September 20, 1805
Joseph Whitehouse

a cold frosty morning.  we eat a fiew peas & a little greece which was the verry last kind of eatables of any kind we had except a little portable Soup.  we got up our horses except one which detained us untill about 8 oClock before we found him.   we then load up our horses and Set out.  proceeded on up the creek a Short distance and found a line which Capt. Clark had left with the meat of a horse which they found and killed as they had killed nothing after they left us only three prairie hens or Phesants.  we took the horse meat and put it on our horses and proceeded on a Short distance further.  then left the creek and went oer a mountain S. W.  then followed down a ridge, came to a Spring run and halted and dined Sumptiously on our horse meat.  One horse Strayed from us which had on him a pear of portmantaus which had in it Some marchandize and Capt. Lewis winter cloaths &c.  2 men Sent back to the creek to hunt him.  we proceeded on up and down Several hills and followed a ridge where the timber was fell So thick across the trail that we cold hardly git along.   our horses got Stung by the yallow wasps.[Probably Western Yellow jacket, Vespula pensylvanica]  we did not find any water to Camp untill after dark, and then Camped on a ridge.  [Between Dollar and Sixbit creeks]   found a little water in a deep gulley a Short distance from us.  the different kinds of pine continues as usal.  considerable of Strait handsome timber on these ridges, which resembles white ceeder but is called Arbervity. [Arborvitae, another name for western redcedar]  no other kind except the pine & bolsom fer, all of which grows verry tall and Strait.  the mountains not So high as back but verry broken. Came about 14 miles this day. the plains appear Some distance off yet. it is twice as far as we expected where we first discovred it from a high mountain.--

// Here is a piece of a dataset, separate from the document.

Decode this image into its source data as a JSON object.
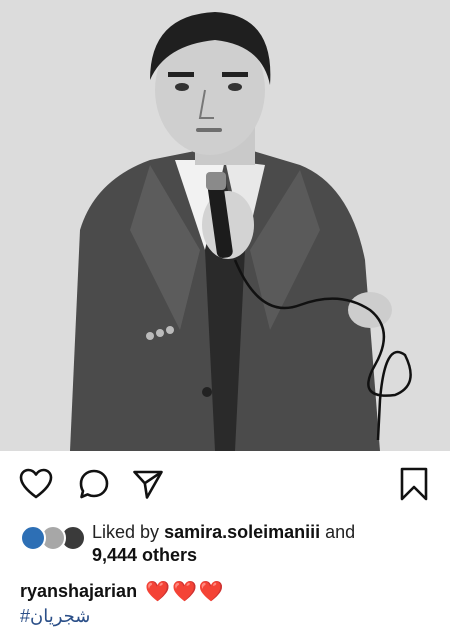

September 20, 1805
Joseph Whitehouse

This morning was cold, with frost, we did not set out, 'till after we had eat breakfast, which consisted of a few pease & bears Oil, which was the last kind of eatables, that we had with us (excepting a little Portable Soup)  we loaded all our horses, but one which had strayed off, which detain'd us untill 8 o'Clock at which time we proceeded on our Journey.--  we went up the Creek we had been at last evening a short distance, & found a line from Captain Clark, with the flesh of a horse which the party with him had found & killed.  they informed us, that he nor his party had not killed any kind of game since they left us, excepting 3 Pheasants, We put the horse meat on our Horses, and proceeded a short distance further up the Creek, we then left the Creek, and went over a Mountain a South west course, & went down a ridge, and came to a Spring where we halted, & dined sumptuously on our horse meat.--  One of our horses during the time that we were at dinner, strayed away from us; he was loaded with two portmanteaus, which had in them some Merchandise & Captain Lewis's winter Cloathes.--  Captain Lewis sent 2 of the Men back to the Creek to look after him, and we continued on our Journey, We ascended & descended several hills, and passed along a ridge of mountains, where the timber had fell so thick across the trail, that it was with great difficulty that we got our horses along, & the Yellow wasps was very troublesome to them, there being a great abundance of them at that place.  We did not find any Water to encamp at, 'till after it was dark, and it lay in a gully, a short distance from the Ridge of mountains that we encamped at.  We found growing on these Ridges, different kinds of Pine timber, and some tall White Cedar Trees.  The Mountains which we crossed this day, are not so high as those Mountains, we crossed some distance back; but are very broken.--  We came about 14 Miles this day & the plains appear to lay some considerable distance from us still, & We expect it is double the distance that we supposed it to be, when we first saw them from the high Mountain.--